====== Entries shown ======

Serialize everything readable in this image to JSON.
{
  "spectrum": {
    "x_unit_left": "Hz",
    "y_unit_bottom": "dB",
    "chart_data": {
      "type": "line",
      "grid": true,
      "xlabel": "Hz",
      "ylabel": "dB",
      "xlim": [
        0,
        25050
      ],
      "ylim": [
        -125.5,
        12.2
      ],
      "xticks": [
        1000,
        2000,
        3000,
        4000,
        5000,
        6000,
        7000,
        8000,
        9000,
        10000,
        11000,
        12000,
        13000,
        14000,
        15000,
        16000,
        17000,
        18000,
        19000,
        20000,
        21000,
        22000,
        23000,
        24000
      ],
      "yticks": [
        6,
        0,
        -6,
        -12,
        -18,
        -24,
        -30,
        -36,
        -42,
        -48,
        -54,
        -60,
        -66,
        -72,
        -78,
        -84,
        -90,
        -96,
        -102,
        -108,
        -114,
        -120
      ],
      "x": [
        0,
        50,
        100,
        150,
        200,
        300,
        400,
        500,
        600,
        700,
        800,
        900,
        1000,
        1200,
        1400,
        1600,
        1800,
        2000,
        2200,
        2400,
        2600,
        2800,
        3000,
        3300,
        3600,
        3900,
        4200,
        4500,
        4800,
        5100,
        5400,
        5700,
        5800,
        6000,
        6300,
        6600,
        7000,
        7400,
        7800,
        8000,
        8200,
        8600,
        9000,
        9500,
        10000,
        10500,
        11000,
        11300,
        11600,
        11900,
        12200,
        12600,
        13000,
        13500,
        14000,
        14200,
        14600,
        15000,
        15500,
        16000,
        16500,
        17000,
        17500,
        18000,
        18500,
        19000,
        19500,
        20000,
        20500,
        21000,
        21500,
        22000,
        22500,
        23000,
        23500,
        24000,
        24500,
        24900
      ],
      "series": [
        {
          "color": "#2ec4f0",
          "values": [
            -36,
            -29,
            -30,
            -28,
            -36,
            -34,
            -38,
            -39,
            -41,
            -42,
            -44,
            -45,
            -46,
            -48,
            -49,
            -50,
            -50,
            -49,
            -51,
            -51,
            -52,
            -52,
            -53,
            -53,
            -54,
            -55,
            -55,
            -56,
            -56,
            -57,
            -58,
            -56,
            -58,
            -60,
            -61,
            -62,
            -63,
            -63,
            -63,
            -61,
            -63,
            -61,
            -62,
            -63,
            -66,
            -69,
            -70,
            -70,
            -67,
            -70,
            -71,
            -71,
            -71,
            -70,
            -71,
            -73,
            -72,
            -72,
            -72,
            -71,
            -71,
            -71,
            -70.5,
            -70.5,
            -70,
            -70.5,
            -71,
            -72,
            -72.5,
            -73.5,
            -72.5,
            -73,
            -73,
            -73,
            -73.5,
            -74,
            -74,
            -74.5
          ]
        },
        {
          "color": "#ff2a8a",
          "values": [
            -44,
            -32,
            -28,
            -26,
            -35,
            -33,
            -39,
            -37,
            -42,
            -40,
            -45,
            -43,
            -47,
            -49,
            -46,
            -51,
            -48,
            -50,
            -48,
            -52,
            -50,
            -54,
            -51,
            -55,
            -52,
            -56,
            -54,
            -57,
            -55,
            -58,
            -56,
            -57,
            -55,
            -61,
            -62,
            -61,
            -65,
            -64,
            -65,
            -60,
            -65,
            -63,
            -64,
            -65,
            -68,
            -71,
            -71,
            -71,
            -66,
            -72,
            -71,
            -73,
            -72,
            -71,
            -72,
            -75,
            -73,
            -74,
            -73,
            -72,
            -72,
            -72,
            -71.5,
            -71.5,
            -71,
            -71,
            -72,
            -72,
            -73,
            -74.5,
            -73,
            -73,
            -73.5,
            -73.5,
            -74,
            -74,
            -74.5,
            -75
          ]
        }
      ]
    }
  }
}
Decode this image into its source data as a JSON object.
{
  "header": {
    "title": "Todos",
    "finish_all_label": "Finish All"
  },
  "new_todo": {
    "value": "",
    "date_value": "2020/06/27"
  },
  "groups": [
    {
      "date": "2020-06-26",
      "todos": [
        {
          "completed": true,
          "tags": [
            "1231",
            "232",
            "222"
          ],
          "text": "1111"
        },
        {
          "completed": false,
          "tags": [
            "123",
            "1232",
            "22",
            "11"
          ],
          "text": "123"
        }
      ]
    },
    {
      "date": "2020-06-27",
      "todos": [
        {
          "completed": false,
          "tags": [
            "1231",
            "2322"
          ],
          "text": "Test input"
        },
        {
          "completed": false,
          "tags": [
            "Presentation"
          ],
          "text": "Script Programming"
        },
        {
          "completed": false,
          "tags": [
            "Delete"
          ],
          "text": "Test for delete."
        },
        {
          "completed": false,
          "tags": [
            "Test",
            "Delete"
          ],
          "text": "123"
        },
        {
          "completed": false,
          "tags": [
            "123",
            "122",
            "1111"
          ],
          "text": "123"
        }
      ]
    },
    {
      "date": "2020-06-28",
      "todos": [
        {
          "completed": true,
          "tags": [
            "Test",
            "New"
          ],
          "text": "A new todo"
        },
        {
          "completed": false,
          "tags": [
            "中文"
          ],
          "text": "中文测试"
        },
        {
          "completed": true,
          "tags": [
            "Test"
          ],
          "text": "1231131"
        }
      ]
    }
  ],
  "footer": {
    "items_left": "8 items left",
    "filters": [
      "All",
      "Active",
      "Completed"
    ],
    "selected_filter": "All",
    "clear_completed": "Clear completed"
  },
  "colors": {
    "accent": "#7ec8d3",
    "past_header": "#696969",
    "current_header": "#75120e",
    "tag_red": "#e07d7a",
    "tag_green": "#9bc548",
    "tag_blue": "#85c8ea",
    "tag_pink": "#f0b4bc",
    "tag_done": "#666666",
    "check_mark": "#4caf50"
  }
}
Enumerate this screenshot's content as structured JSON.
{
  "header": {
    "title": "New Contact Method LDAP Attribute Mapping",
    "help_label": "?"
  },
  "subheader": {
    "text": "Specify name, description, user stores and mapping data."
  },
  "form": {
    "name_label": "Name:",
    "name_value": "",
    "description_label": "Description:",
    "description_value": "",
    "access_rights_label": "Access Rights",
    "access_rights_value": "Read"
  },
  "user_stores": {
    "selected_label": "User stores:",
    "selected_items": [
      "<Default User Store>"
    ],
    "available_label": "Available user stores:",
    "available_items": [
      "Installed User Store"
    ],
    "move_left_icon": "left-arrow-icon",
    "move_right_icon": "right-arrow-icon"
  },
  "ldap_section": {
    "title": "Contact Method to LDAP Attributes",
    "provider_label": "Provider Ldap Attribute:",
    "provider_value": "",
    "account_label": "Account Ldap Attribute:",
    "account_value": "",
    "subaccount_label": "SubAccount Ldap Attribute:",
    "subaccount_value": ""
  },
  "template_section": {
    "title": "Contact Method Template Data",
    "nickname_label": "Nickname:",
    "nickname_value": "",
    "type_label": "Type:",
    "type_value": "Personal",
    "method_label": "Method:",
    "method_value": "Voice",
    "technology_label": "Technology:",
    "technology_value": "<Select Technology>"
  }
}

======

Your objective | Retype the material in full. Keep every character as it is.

Written answer |
Serialize everything readable in this image to JSON.
{
  "spectrum": {
    "x_unit_left": "Hz",
    "y_unit_bottom": "dB",
    "chart_data": {
      "type": "line",
      "grid": true,
      "xlabel": "Hz",
      "ylabel": "dB",
      "xlim": [
        0,
        25050
      ],
      "ylim": [
        -125.5,
        12.2
      ],
      "xticks": [
        1000,
        2000,
        3000,
        4000,
        5000,
        6000,
        7000,
        8000,
        9000,
        10000,
        11000,
        12000,
        13000,
        14000,
        15000,
        16000,
        17000,
        18000,
        19000,
        20000,
        21000,
        22000,
        23000,
        24000
      ],
      "yticks": [
        6,
        0,
        -6,
        -12,
        -18,
        -24,
        -30,
        -36,
        -42,
        -48,
        -54,
        -60,
        -66,
        -72,
        -78,
        -84,
        -90,
        -96,
        -102,
        -108,
        -114,
        -120
      ],
      "x": [
        0,
        50,
        100,
        150,
        200,
        300,
        400,
        500,
        600,
        700,
        800,
        900,
        1000,
        1200,
        1400,
        1600,
        1800,
        2000,
        2200,
        2400,
        2600,
        2800,
        3000,
        3300,
        3600,
        3900,
        4200,
        4500,
        4800,
        5100,
        5400,
        5700,
        5800,
        6000,
        6300,
        6600,
        7000,
        7400,
        7800,
        8000,
        8200,
        8600,
        9000,
        9500,
        10000,
        10500,
        11000,
        11300,
        11600,
        11900,
        12200,
        12600,
        13000,
        13500,
        14000,
        14200,
        14600,
        15000,
        15500,
        16000,
        16500,
        17000,
        17500,
        18000,
        18500,
        19000,
        19500,
        20000,
        20500,
        21000,
        21500,
        22000,
        22500,
        23000,
        23500,
        24000,
        24500,
        24900
      ],
      "series": [
        {
          "color": "#2ec4f0",
          "values": [
            -36,
            -29,
            -30,
            -28,
            -36,
            -34,
            -38,
            -39,
            -41,
            -42,
            -44,
            -45,
            -46,
            -48,
            -49,
            -50,
            -50,
            -49,
            -51,
            -51,
            -52,
            -52,
            -53,
            -53,
            -54,
            -55,
            -55,
            -56,
            -56,
            -57,
            -58,
            -56,
            -58,
            -60,
            -61,
            -62,
            -63,
            -63,
            -63,
            -61,
            -63,
            -61,
            -62,
            -63,
            -66,
            -69,
            -70,
            -70,
            -67,
            -70,
            -71,
            -71,
            -71,
            -70,
            -71,
            -73,
            -72,
            -72,
            -72,
            -71,
            -71,
            -71,
            -70.5,
            -70.5,
            -70,
            -70.5,
            -71,
            -72,
            -72.5,
            -73.5,
            -72.5,
            -73,
            -73,
            -73,
            -73.5,
            -74,
            -74,
            -74.5
          ]
        },
        {
          "color": "#ff2a8a",
          "values": [
            -44,
            -32,
            -28,
            -26,
            -35,
            -33,
            -39,
            -37,
            -42,
            -40,
            -45,
            -43,
            -47,
            -49,
            -46,
            -51,
            -48,
            -50,
            -48,
            -52,
            -50,
            -54,
            -51,
            -55,
            -52,
            -56,
            -54,
            -57,
            -55,
            -58,
            -56,
            -57,
            -55,
            -61,
            -62,
            -61,
            -65,
            -64,
            -65,
            -60,
            -65,
            -63,
            -64,
            -65,
            -68,
            -71,
            -71,
            -71,
            -66,
            -72,
            -71,
            -73,
            -72,
            -71,
            -72,
            -75,
            -73,
            -74,
            -73,
            -72,
            -72,
            -72,
            -71.5,
            -71.5,
            -71,
            -71,
            -72,
            -72,
            -73,
            -74.5,
            -73,
            -73,
            -73.5,
            -73.5,
            -74,
            -74,
            -74.5,
            -75
          ]
        }
      ]
    }
  }
}
Decode this image into its source data as a JSON object.
{
  "header": {
    "title": "Todos",
    "finish_all_label": "Finish All"
  },
  "new_todo": {
    "value": "",
    "date_value": "2020/06/27"
  },
  "groups": [
    {
      "date": "2020-06-26",
      "todos": [
        {
          "completed": true,
          "tags": [
            "1231",
            "232",
            "222"
          ],
          "text": "1111"
        },
        {
          "completed": false,
          "tags": [
            "123",
            "1232",
            "22",
            "11"
          ],
          "text": "123"
        }
      ]
    },
    {
      "date": "2020-06-27",
      "todos": [
        {
          "completed": false,
          "tags": [
            "1231",
            "2322"
          ],
          "text": "Test input"
        },
        {
          "completed": false,
          "tags": [
            "Presentation"
          ],
          "text": "Script Programming"
        },
        {
          "completed": false,
          "tags": [
            "Delete"
          ],
          "text": "Test for delete."
        },
        {
          "completed": false,
          "tags": [
            "Test",
            "Delete"
          ],
          "text": "123"
        },
        {
          "completed": false,
          "tags": [
            "123",
            "122",
            "1111"
          ],
          "text": "123"
        }
      ]
    },
    {
      "date": "2020-06-28",
      "todos": [
        {
          "completed": true,
          "tags": [
            "Test",
            "New"
          ],
          "text": "A new todo"
        },
        {
          "completed": false,
          "tags": [
            "中文"
          ],
          "text": "中文测试"
        },
        {
          "completed": true,
          "tags": [
            "Test"
          ],
          "text": "1231131"
        }
      ]
    }
  ],
  "footer": {
    "items_left": "8 items left",
    "filters": [
      "All",
      "Active",
      "Completed"
    ],
    "selected_filter": "All",
    "clear_completed": "Clear completed"
  },
  "colors": {
    "accent": "#7ec8d3",
    "past_header": "#696969",
    "current_header": "#75120e",
    "tag_red": "#e07d7a",
    "tag_green": "#9bc548",
    "tag_blue": "#85c8ea",
    "tag_pink": "#f0b4bc",
    "tag_done": "#666666",
    "check_mark": "#4caf50"
  }
}
Enumerate this screenshot's content as structured JSON.
{
  "header": {
    "title": "New Contact Method LDAP Attribute Mapping",
    "help_label": "?"
  },
  "subheader": {
    "text": "Specify name, description, user stores and mapping data."
  },
  "form": {
    "name_label": "Name:",
    "name_value": "",
    "description_label": "Description:",
    "description_value": "",
    "access_rights_label": "Access Rights",
    "access_rights_value": "Read"
  },
  "user_stores": {
    "selected_label": "User stores:",
    "selected_items": [
      "<Default User Store>"
    ],
    "available_label": "Available user stores:",
    "available_items": [
      "Installed User Store"
    ],
    "move_left_icon": "left-arrow-icon",
    "move_right_icon": "right-arrow-icon"
  },
  "ldap_section": {
    "title": "Contact Method to LDAP Attributes",
    "provider_label": "Provider Ldap Attribute:",
    "provider_value": "",
    "account_label": "Account Ldap Attribute:",
    "account_value": "",
    "subaccount_label": "SubAccount Ldap Attribute:",
    "subaccount_value": ""
  },
  "template_section": {
    "title": "Contact Method Template Data",
    "nickname_label": "Nickname:",
    "nickname_value": "",
    "type_label": "Type:",
    "type_value": "Personal",
    "method_label": "Method:",
    "method_value": "Voice",
    "technology_label": "Technology:",
    "technology_value": "<Select Technology>"
  }
}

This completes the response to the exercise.